Over the years there have been various methods for doing this. The slowest would be to travel round the estuary by road, but this would be a trip of over 100km and could take up to 5 or 6 hours. It meant going north to the main road to Conakry before sweeping round the headwaters of the estuary then approach Freetown from the south east along the peninsula containing its high mountains.
The second slowest would be the car ferry. A twenty minute drive south from the airport to the tip of the Lungi peninsula followed by a wait for to board an old ferry with every truck, bus, minibus, bicycle and a throng of people on every trip for the hour or so crossing to Kissy. I never took this one as it would leave me on the wrong side of town for both my work and accommodation in the west of the city, and at most times of the day travelling through central Freetown you were ensured of gridlock. The potential for delays (and missing flights) and personal security issues made this one for the bold and brave only.
The fastest route at one time would be an incredibly cheap helicopter ride that would make the crossing to the western suburbs of Freetown in around 10 minutes direct from Lungi airfield. But they were operated by poorly maintained Mil-M8 Russian copters, and the service came to a dramatic halt in 2004 when 22 people were killed at Lungi Airport as one of the craft came in land but crashed instead.

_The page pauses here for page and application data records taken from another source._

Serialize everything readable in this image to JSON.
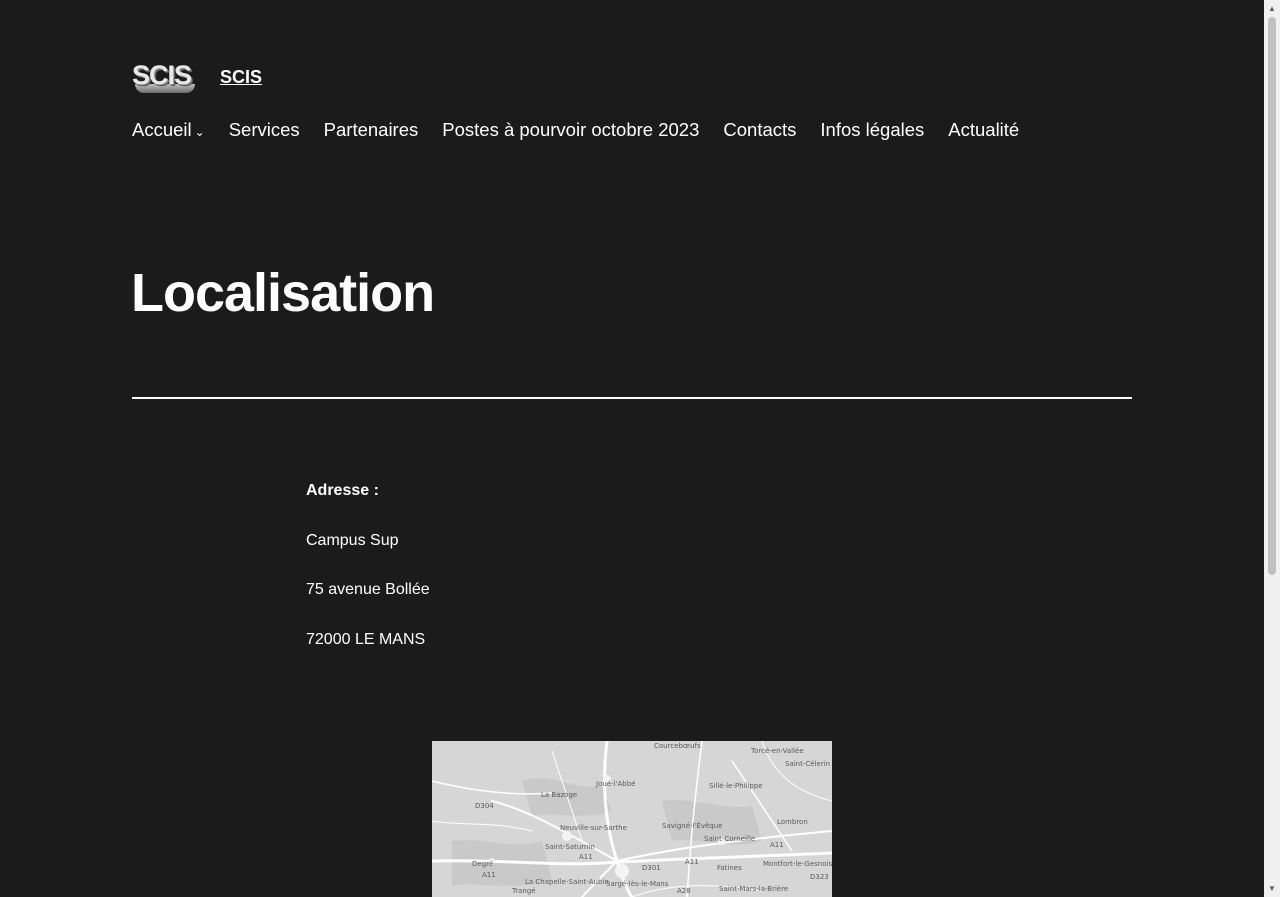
{
  "header": {
    "logo_text": "SCIS",
    "site_title": "SCIS"
  },
  "nav": {
    "items": [
      {
        "label": "Accueil",
        "has_submenu": true
      },
      {
        "label": "Services"
      },
      {
        "label": "Partenaires"
      },
      {
        "label": "Postes à pourvoir octobre 2023"
      },
      {
        "label": "Contacts"
      },
      {
        "label": "Infos légales"
      },
      {
        "label": "Actualité"
      }
    ]
  },
  "main": {
    "title": "Localisation",
    "address": {
      "label": "Adresse :",
      "line1": "Campus Sup",
      "line2": "75 avenue Bollée",
      "line3": "72000 LE MANS"
    }
  },
  "map": {
    "places": [
      "Courcebœufs",
      "Torcé-en-Vallée",
      "Saint-Célerin",
      "Joué-l'Abbé",
      "La Bazoge",
      "Sillé-le-Philippe",
      "Neuville-sur-Sarthe",
      "Savigné-l'Évêque",
      "Lombron",
      "Saint-Saturnin",
      "Saint-Corneille",
      "Degré",
      "Montfort-le-Gesnois",
      "Fatines",
      "La Chapelle-Saint-Aubin",
      "Sargé-lès-le-Mans",
      "Trangé",
      "Saint-Mars-la-Brière"
    ],
    "road_labels": [
      "D304",
      "A11",
      "A11",
      "D301",
      "A11",
      "A28",
      "D323",
      "A11"
    ]
  },
  "colors": {
    "background": "#1b1b1b",
    "text": "#ffffff",
    "map_background": "#d3d3d3"
  }
}
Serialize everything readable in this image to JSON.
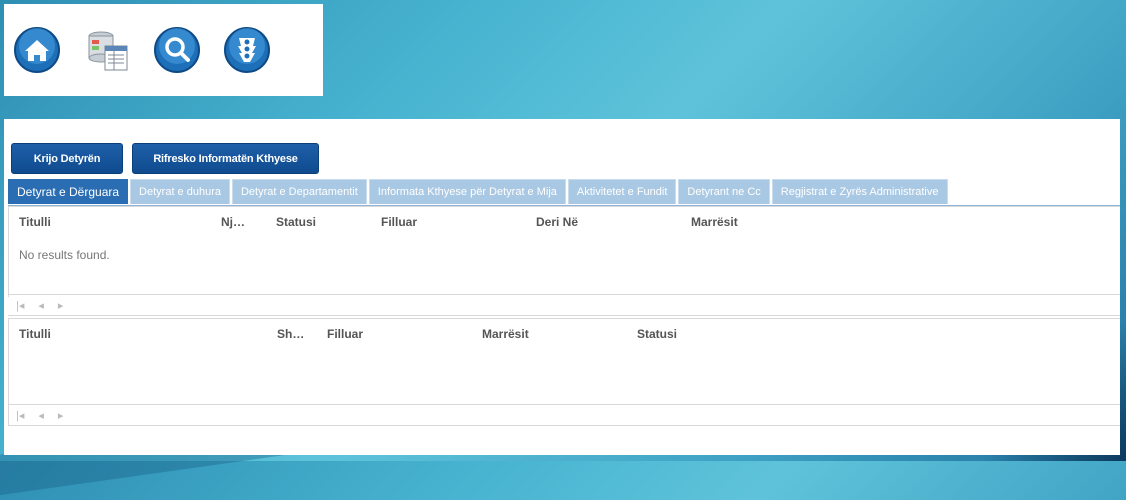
{
  "toolbar": {
    "icons": [
      "home-icon",
      "database-report-icon",
      "search-icon",
      "traffic-light-icon"
    ]
  },
  "actions": {
    "create_label": "Krijo Detyrën",
    "refresh_label": "Rifresko Informatën Kthyese"
  },
  "tabs": [
    {
      "label": "Detyrat e Dërguara",
      "active": true
    },
    {
      "label": "Detyrat e duhura",
      "active": false
    },
    {
      "label": "Detyrat e Departamentit",
      "active": false
    },
    {
      "label": "Informata Kthyese për Detyrat e Mija",
      "active": false
    },
    {
      "label": "Aktivitetet e Fundit",
      "active": false
    },
    {
      "label": "Detyrant ne Cc",
      "active": false
    },
    {
      "label": "Regjistrat e Zyrës Administrative",
      "active": false
    }
  ],
  "grid1": {
    "columns": [
      "Titulli",
      "Nj…",
      "Statusi",
      "Filluar",
      "Deri Në",
      "Marrësit"
    ],
    "empty_text": "No results found."
  },
  "grid2": {
    "columns": [
      "Titulli",
      "Sh…",
      "Filluar",
      "Marrësit",
      "Statusi"
    ]
  },
  "pager": {
    "first": "|◂",
    "prev": "◂",
    "next": "▸"
  },
  "colors": {
    "primary": "#1e5fa9",
    "tab_active": "#2a6db3",
    "tab_inactive": "#a9c8e3"
  }
}
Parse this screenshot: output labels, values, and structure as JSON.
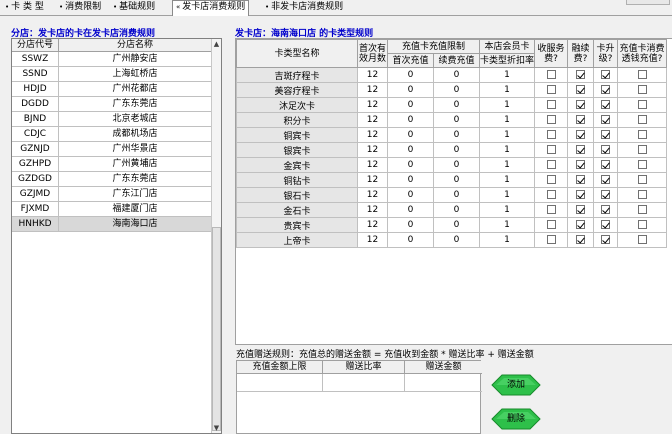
{
  "tabs": [
    {
      "label": "卡 类 型",
      "active": false
    },
    {
      "label": "消费限制",
      "active": false
    },
    {
      "label": "基础规则",
      "active": false
    },
    {
      "label": "发卡店消费规则",
      "active": true
    },
    {
      "label": "非发卡店消费规则",
      "active": false
    }
  ],
  "left": {
    "title": "分店：发卡店的卡在发卡店消费规则",
    "headers": [
      "分店代号",
      "分店名称"
    ],
    "rows": [
      {
        "code": "SSWZ",
        "name": "广州静安店"
      },
      {
        "code": "SSND",
        "name": "上海虹桥店"
      },
      {
        "code": "HDJD",
        "name": "广州花都店"
      },
      {
        "code": "DGDD",
        "name": "广东东莞店"
      },
      {
        "code": "BJND",
        "name": "北京老城店"
      },
      {
        "code": "CDJC",
        "name": "成都机场店"
      },
      {
        "code": "GZNJD",
        "name": "广州华景店"
      },
      {
        "code": "GZHPD",
        "name": "广州黄埔店"
      },
      {
        "code": "GZDGD",
        "name": "广东东莞店"
      },
      {
        "code": "GZJMD",
        "name": "广东江门店"
      },
      {
        "code": "FJXMD",
        "name": "福建厦门店"
      },
      {
        "code": "HNHKD",
        "name": "海南海口店"
      }
    ]
  },
  "right": {
    "title": "发卡店：海南海口店 的卡类型规则",
    "headers": {
      "card_type": "卡类型名称",
      "first_months": "首次有效月数",
      "recharge_limit": "充值卡充值限制",
      "first_recharge": "首次充值",
      "renew_recharge": "续费充值",
      "member_card": "本店会员卡",
      "discount": "卡类型折扣率",
      "service_fee": "收服务费?",
      "renew_fee": "融续费?",
      "upgrade": "卡升级?",
      "recharge_consume": "充值卡消费透钱充值?"
    },
    "rows": [
      {
        "name": "吉斑疗程卡",
        "months": "12",
        "first": "0",
        "renew": "0",
        "discount": "1",
        "service": false,
        "renewfee": true,
        "upgrade": true,
        "consume": false
      },
      {
        "name": "美容疗程卡",
        "months": "12",
        "first": "0",
        "renew": "0",
        "discount": "1",
        "service": false,
        "renewfee": true,
        "upgrade": true,
        "consume": false
      },
      {
        "name": "沐足次卡",
        "months": "12",
        "first": "0",
        "renew": "0",
        "discount": "1",
        "service": false,
        "renewfee": true,
        "upgrade": true,
        "consume": false
      },
      {
        "name": "积分卡",
        "months": "12",
        "first": "0",
        "renew": "0",
        "discount": "1",
        "service": false,
        "renewfee": true,
        "upgrade": true,
        "consume": false
      },
      {
        "name": "铜宾卡",
        "months": "12",
        "first": "0",
        "renew": "0",
        "discount": "1",
        "service": false,
        "renewfee": true,
        "upgrade": true,
        "consume": false
      },
      {
        "name": "银宾卡",
        "months": "12",
        "first": "0",
        "renew": "0",
        "discount": "1",
        "service": false,
        "renewfee": true,
        "upgrade": true,
        "consume": false
      },
      {
        "name": "金宾卡",
        "months": "12",
        "first": "0",
        "renew": "0",
        "discount": "1",
        "service": false,
        "renewfee": true,
        "upgrade": true,
        "consume": false
      },
      {
        "name": "铜钻卡",
        "months": "12",
        "first": "0",
        "renew": "0",
        "discount": "1",
        "service": false,
        "renewfee": true,
        "upgrade": true,
        "consume": false
      },
      {
        "name": "银石卡",
        "months": "12",
        "first": "0",
        "renew": "0",
        "discount": "1",
        "service": false,
        "renewfee": true,
        "upgrade": true,
        "consume": false
      },
      {
        "name": "金石卡",
        "months": "12",
        "first": "0",
        "renew": "0",
        "discount": "1",
        "service": false,
        "renewfee": true,
        "upgrade": true,
        "consume": false
      },
      {
        "name": "贵宾卡",
        "months": "12",
        "first": "0",
        "renew": "0",
        "discount": "1",
        "service": false,
        "renewfee": true,
        "upgrade": true,
        "consume": false
      },
      {
        "name": "上帝卡",
        "months": "12",
        "first": "0",
        "renew": "0",
        "discount": "1",
        "service": false,
        "renewfee": true,
        "upgrade": true,
        "consume": false
      }
    ]
  },
  "bonus": {
    "rule_text": "充值赠送规则：充值总的赠送金额 = 充值收到金额 * 赠送比率 + 赠送金额",
    "headers": [
      "充值金额上限",
      "赠送比率",
      "赠送金额"
    ],
    "add_label": "添加",
    "delete_label": "删除"
  },
  "colors": {
    "title_blue": "#0000cc",
    "button_green": "#2ec04a"
  }
}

Another alternative had been to take a ropey old hovercraft from the beach near Lungi to the little peninsula at the tip of Freetown, a district called Aberdeen. One day this sunk midway across the channel and all the passengers were rescued by other craft.
So you can see why I started calling the trip back and forth between Freetown and the airport as “running the gauntlet”. Fortunately there was one more option which I always took. On some occasions it was a dream, others it seemed a never ending drudge. But it was a happy compromise between speed and safety and actually deposited me on the right side of town in Aberdeen. This was the Pelican, or Sea Coach Express.